Just across the hall, the intimate home theater features six comfortable seats, a 4K laser projector, an 8-foot-diagonal screen, movie theater collectibles, and artwork by George Rodrigue (there is also a second 10ft screen in the home gym). The intimate and personal experience of watching the hip-hop opera “Hamilton” is akin to being front row at a Broadway theater, albeit with a bigger seat.
Gish himself prefers horror films – a genre he first enjoyed with his mother when he was growing up – and has collected thousands of them.
“I have terrible taste in movies,” he added.
Tastes aside, Gish knows a thing or two about movies. In 2003, at the behest of New Orleans native Gayle, the Gishs purchased the Prytania, which is popular with locals but was being sold and considered for non-theatrical uses.
“Gayle said ‘you can’t let this happen,'” Gish said. “She’s the reason we have the Prytania today.”
After buying the theatre, now run by Robert Brunet, following his father, René Brunet, the Gish brought cutting-edge technology to it. Currently they are upgrading again, as the theater was badly damaged by Hurricane Ida.
Seats, sound system, projector and all interior elements damaged by the storm are replaced. The theatre, now protected in trust for future generations, was due to reopen at the end of February, although Gish expects supply chain delays, labor shortages and insurance issues to mean that improvements will have to be introduced in phases.

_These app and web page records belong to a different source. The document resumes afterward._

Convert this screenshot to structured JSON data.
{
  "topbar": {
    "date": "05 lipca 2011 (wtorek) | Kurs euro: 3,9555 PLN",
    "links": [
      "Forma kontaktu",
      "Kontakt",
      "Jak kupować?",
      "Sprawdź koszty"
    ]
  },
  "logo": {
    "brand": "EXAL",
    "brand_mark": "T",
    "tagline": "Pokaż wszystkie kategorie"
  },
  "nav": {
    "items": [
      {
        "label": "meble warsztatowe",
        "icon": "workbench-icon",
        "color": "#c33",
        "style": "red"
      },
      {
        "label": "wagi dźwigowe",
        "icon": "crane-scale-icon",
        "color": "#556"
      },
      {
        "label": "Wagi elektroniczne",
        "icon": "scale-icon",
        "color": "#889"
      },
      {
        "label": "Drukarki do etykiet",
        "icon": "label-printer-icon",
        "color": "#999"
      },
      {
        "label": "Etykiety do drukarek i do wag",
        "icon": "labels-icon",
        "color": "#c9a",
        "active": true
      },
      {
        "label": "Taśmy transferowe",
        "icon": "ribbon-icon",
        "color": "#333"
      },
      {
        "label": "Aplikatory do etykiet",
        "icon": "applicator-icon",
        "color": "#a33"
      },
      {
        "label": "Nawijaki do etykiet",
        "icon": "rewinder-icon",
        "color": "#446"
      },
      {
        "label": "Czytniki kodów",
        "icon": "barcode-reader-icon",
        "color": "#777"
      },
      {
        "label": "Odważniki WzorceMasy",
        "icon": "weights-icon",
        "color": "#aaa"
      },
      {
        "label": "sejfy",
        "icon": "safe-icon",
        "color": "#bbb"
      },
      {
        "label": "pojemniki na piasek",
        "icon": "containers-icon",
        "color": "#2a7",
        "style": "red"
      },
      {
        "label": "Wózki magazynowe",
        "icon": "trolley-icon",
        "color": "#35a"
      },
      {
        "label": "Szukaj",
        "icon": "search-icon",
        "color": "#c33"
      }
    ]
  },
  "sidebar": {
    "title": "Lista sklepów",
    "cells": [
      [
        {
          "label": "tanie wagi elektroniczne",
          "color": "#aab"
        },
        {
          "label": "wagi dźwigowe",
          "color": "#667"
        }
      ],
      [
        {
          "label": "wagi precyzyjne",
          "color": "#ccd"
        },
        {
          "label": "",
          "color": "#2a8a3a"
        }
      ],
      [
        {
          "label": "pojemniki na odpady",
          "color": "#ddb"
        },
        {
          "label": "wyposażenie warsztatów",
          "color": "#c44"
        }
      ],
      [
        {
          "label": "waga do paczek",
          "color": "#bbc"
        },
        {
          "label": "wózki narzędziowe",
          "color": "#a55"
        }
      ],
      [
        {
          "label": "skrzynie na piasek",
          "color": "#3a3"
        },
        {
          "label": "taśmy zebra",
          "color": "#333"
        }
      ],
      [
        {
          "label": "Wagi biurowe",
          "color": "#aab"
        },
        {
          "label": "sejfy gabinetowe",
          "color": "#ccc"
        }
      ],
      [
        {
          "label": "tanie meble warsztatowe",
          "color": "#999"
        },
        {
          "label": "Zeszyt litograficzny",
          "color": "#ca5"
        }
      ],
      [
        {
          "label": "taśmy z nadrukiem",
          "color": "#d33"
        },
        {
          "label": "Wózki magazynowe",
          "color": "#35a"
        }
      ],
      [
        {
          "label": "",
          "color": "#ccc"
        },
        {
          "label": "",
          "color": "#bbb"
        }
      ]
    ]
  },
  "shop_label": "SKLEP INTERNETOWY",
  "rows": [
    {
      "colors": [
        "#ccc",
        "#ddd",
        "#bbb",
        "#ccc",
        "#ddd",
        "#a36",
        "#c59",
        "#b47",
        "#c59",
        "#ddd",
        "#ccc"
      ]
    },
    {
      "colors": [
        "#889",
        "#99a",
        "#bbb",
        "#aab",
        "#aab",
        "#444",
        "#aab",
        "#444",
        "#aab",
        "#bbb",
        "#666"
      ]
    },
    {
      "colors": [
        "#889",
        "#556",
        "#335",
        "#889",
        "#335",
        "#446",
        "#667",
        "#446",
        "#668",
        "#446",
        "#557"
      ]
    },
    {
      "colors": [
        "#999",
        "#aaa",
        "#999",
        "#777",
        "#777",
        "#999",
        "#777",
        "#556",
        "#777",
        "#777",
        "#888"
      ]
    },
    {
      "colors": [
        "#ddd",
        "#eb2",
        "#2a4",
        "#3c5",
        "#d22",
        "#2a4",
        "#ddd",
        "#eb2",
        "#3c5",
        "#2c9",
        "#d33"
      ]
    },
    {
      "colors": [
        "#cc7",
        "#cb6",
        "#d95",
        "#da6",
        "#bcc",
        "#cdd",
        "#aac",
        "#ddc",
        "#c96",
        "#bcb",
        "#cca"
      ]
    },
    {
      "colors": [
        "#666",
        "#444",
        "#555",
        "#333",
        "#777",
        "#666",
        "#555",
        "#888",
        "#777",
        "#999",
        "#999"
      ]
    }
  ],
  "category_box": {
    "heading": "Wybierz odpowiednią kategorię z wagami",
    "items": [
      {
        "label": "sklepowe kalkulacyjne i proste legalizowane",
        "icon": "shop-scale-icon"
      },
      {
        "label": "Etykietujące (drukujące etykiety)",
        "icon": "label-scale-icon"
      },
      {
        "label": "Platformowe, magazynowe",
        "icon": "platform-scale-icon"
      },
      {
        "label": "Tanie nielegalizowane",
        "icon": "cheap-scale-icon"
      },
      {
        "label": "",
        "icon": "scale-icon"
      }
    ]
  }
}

He’s also considering replacing one of Canal Place’s audio systems with equipment he no longer uses at home, including the 2,000-pound Martin Logan Statement speaker.
“Some people dance and weave from interest to interest, but for me, it’s been a lifetime,” Gish said. “It has been extremely gratifying. It gave me motivation and education, and I met so many interesting people.
John Gish offered these tips on audio equipment:
1. Nearly 90% of what you hear is reflected sound, so your room is still the most important component of your audio system. In general, speakers work best when placed away from walls and corners. If you have some flexibility in speaker placement, you can dramatically improve your listening experience.
2. Remove the grilles from your speakers – they never help.
3. Do not cross signal cables and AC power cords. If this is unavoidable, cross them at right angles. Do not coil excess cable. These can cause a buzz in your system.
4. A good starting point for speaker placement is the “rule of thirds”: place the speakers one-third the length of the room from the back wall; one-third the width of the room from the side walls, the listener forming the point of an equilateral Triangle.
5. Bookshelf speakers sound best on speaker stands.
6. Wire matters – speaker wire, signal cables, and power cables all affect what you hear. Upgrading your wire can improve your sound.
7. Used components can be a good way to upgrade your system inexpensively. Audiogon.com and usedcable.com are reliable sources for used equipment. Electronic components and cables benefit from a break-in period, so used components can sound better than their new counterparts.